Element data from apps and pages —
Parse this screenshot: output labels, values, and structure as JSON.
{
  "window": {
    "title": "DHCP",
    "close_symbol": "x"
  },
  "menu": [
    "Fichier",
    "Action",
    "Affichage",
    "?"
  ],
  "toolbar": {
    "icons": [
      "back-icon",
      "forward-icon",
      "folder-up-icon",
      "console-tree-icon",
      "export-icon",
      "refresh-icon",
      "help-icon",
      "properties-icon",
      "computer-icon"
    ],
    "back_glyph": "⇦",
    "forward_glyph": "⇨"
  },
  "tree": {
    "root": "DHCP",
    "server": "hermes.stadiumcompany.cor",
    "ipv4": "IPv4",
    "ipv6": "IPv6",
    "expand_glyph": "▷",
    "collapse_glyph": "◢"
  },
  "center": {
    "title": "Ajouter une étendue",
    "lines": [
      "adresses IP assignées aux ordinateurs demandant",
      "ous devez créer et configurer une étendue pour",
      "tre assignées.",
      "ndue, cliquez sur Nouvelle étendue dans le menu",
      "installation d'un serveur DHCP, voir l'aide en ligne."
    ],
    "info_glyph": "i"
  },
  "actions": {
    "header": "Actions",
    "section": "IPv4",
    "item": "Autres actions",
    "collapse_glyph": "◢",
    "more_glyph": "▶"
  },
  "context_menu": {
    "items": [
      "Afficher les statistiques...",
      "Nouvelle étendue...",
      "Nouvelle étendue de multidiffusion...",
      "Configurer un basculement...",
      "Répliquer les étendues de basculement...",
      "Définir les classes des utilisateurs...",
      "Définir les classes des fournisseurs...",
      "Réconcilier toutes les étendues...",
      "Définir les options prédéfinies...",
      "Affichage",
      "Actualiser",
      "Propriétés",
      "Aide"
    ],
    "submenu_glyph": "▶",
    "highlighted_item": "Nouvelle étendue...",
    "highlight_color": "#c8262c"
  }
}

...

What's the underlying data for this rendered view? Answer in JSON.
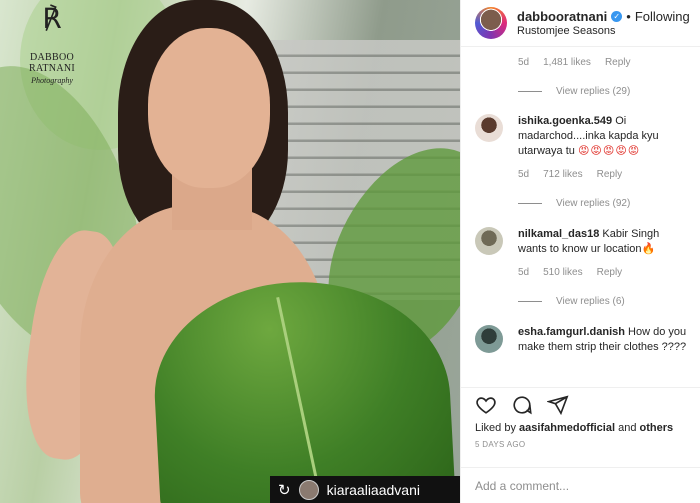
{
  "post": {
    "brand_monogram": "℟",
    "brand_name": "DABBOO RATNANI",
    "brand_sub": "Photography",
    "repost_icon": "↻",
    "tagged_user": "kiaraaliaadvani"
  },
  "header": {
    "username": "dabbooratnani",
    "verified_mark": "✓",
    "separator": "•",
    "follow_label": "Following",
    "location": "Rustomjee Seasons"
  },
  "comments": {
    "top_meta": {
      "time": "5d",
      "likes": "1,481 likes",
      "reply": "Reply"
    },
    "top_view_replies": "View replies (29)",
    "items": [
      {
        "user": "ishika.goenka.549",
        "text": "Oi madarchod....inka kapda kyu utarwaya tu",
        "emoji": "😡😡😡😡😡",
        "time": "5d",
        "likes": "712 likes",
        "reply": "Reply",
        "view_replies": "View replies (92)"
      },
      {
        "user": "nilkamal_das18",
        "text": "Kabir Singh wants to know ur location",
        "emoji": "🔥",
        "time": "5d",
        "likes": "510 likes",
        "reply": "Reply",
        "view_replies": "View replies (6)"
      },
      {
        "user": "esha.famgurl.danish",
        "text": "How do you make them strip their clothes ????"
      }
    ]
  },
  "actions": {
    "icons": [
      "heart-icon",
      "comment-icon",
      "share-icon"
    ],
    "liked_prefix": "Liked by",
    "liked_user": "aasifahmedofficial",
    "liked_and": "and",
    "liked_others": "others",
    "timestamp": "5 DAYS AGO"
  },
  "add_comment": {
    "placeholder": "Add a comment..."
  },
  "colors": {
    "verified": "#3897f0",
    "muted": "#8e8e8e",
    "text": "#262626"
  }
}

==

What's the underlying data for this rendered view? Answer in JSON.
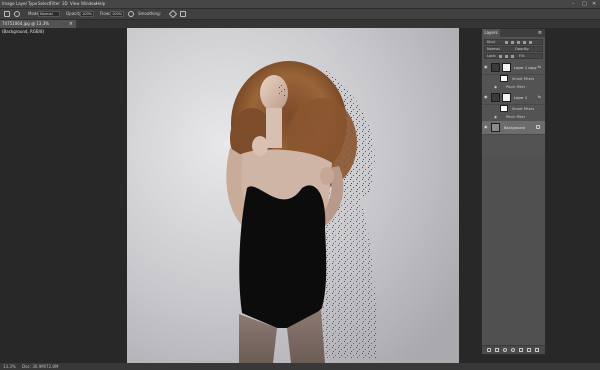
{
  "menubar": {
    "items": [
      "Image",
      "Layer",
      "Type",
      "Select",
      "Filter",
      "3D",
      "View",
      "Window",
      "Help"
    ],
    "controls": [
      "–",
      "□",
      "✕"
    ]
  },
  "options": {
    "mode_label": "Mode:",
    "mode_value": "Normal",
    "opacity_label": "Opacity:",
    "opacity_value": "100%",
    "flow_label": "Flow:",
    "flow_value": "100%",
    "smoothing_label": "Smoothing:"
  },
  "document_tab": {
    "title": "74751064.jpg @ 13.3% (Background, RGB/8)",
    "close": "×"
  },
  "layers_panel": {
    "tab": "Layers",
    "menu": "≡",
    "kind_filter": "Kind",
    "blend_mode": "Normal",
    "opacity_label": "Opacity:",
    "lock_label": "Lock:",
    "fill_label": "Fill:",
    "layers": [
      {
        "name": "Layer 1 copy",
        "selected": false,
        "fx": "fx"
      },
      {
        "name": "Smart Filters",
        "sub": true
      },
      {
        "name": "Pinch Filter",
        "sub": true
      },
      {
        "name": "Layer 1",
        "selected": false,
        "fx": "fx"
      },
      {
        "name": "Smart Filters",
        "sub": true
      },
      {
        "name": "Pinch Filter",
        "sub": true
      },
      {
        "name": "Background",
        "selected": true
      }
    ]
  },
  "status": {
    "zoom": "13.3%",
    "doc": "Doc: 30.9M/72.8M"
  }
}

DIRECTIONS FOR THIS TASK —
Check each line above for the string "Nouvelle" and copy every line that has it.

ANSWER BOX —
      "ndue, cliquez sur Nouvelle étendue dans le menu",
      "Nouvelle étendue...",
      "Nouvelle étendue de multidiffusion...",
    "highlighted_item": "Nouvelle étendue...",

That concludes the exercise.